▸ **Exercise aim**
Where in the data below does the word "title" appear? Copy each line that holds it.

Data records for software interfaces
++++++++++++++++++++

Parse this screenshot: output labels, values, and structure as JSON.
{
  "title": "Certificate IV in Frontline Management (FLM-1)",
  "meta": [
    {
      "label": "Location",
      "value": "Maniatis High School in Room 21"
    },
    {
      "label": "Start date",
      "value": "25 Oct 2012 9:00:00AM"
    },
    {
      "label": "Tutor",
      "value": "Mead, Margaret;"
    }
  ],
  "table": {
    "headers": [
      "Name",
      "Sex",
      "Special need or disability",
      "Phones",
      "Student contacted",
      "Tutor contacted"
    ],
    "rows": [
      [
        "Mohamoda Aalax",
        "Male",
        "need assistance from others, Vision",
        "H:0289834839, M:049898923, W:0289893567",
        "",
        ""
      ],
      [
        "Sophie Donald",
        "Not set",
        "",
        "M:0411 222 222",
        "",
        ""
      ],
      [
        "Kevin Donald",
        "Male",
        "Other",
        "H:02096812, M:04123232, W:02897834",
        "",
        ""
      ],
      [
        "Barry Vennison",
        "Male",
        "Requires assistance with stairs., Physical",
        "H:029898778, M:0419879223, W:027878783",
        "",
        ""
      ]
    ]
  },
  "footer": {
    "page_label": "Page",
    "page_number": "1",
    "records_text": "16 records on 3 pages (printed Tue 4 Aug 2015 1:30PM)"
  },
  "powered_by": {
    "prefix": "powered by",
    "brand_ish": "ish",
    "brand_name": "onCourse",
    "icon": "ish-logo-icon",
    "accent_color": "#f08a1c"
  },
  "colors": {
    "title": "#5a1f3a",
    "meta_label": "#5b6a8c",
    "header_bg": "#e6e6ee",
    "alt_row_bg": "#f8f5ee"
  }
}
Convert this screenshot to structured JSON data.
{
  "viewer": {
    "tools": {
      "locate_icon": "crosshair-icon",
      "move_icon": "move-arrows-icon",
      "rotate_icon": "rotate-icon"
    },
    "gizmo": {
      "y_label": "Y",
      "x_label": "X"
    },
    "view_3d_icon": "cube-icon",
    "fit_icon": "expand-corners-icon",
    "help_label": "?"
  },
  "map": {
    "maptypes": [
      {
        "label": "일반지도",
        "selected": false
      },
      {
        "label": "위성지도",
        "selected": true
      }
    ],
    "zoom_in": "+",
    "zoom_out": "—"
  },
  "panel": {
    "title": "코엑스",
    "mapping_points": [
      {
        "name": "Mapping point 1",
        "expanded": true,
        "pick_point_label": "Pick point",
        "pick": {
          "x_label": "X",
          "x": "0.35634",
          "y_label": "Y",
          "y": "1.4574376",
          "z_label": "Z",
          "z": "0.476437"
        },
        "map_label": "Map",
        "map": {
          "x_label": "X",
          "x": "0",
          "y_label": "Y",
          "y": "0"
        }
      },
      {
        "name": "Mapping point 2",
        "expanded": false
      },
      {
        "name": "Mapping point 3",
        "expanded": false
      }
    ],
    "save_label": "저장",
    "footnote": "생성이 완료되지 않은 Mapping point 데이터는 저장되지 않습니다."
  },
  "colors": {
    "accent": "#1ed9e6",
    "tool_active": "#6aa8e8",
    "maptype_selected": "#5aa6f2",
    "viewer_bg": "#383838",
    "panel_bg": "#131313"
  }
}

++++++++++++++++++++

▸ **Expected answer**
  "title": "Certificate IV in Frontline Management (FLM-1)",
    "title": "#5a1f3a",
    "title": "코엑스",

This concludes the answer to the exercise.